这是一个英国的Python计算机视觉作业代写，需要生成报告

## Introduction

This assignment explores various methods for aligning images and feature

extraction. There are four parts to the assignment:

1. Image alignment using RANSAC { Solve for an affine transformation

between a pair of images using the RANSAC fitting algorithm. [30

points].

2. Estimating Camera Parameters { using a set of 3D world points and

their 2D image locations, estimate the projection matrix P of a camera.

[35 points].

3. Structure from Motion { infer the 3D structure of an object, given a

set of images of the object. [20 points].

Please also download the assignment3.zip file from the course webpage as

it contains images and code needed for the assignment.

## Requirements

You may perform this assignment in the language of your choice, but Python

is strongly recommended as it is a high-level languages with much of the

required funtionality built-in.

## 1 Image Alignment

In this part of the assignment you will write a function that takes two images

as input and computes the affine transformation between them. The overall

scheme, as outlined in lecture 12, is as follows:

• Find local image regions in each image

• Characterize the local appearance of the regions

• Get set of putative matches between region descriptors in each image

• Perform RANSAC to discover best transformation between images

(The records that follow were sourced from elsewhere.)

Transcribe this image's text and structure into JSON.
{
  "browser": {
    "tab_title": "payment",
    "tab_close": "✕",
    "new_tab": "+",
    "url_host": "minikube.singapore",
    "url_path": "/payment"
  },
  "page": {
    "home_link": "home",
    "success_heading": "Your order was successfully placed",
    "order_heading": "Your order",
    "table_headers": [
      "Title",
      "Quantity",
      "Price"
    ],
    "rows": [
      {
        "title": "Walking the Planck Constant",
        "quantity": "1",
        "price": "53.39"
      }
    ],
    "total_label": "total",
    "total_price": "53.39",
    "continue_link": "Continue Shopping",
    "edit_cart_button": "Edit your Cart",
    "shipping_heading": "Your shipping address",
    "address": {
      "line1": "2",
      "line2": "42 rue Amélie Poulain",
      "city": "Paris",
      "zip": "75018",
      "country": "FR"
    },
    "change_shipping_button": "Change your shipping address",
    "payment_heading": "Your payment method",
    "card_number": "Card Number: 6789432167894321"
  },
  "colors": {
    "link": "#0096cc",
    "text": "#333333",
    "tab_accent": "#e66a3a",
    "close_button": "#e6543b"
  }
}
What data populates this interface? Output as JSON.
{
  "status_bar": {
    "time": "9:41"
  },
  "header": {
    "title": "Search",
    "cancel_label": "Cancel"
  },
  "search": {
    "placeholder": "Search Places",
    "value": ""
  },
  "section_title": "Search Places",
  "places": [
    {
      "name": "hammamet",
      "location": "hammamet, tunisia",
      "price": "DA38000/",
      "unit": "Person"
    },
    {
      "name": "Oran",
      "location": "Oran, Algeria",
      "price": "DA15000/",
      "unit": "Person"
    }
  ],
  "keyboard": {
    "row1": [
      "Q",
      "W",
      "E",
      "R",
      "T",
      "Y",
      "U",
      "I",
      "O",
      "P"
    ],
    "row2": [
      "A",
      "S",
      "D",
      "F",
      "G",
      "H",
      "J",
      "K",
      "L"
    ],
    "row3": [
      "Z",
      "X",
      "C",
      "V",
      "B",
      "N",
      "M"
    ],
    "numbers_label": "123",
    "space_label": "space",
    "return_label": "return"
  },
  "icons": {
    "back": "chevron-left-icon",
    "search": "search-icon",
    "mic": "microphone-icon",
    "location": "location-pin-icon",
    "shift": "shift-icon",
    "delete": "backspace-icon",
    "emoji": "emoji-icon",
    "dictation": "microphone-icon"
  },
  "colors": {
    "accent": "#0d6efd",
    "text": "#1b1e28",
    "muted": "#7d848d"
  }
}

The first two stages can be performed using David Lowe’s SIFT feature

detector and descriptor representation. A Python version can be found in the

OpenCV-Python environment (http://opencv-python-tutroals.readthedocs.

io/en/latest/py_tutorials/py_feature2d/py_sift_intro/py_sift_intro.

html) and also at https://github.com/rmislam/PythonSIFT.

The two images you should match are contained in the assignment1.zip

file: scene.pgm and book.pgm, henceforth called image 1 and 2 respectively.

You should first run the SIFT detector over both images to produce a set

of regions, characterized by a 128d descriptor vector. Display these regions

on each picture to ensure that a satsifactory number of them have been

extracted. Please include the images in your report.

The next step is to obtain a set of putative matches T. This should be

done as follows: for each descriptor in image 1, compute the closest neighbor

amongst the descriptors from image 2 using Euclidean distance. Spurious

matches can be removed by then computing the ratio of distances between

the closest and second-closest neighbor and rejecting any matches that are

above a certain threshold. To test the functioning of RANSAC, we want to

have some erroneous matches in our set, thus this threshold should be set to

a fairly slack value of 0.9. To check that your code is functioning correctly,

plot out the two images side-by-side with lines showing the potential matches

(include this in your report).

The final stage, running RANSAC, should be performed as follows:

• Repeat N times (where N is ∼100):

• Pick P matches at random from the total set of matches T. Since we

are solving for an affine transformation which has 6 degrees of freedom,

we only need to select P=3 matches.

• Construct a matrix A and vector b using the 3 pairs of points as de

scribed in lecture 12.

• Solve for the unknown transformation parameters q. In Python you

can use linalg.solve.

• Using the transformation parameters, transform the locations of all T

points in image 1. If the transformation is correct, they should lie close

to their pairs in image 2.

• Count the number of inliers, inliers being defined as the number of

transformed points from image 1 that lie within a radius of 10 pixels

of their pair in image 2.

• If this count exceeds the best total so far, save the transformation

parameters and the set of inliers.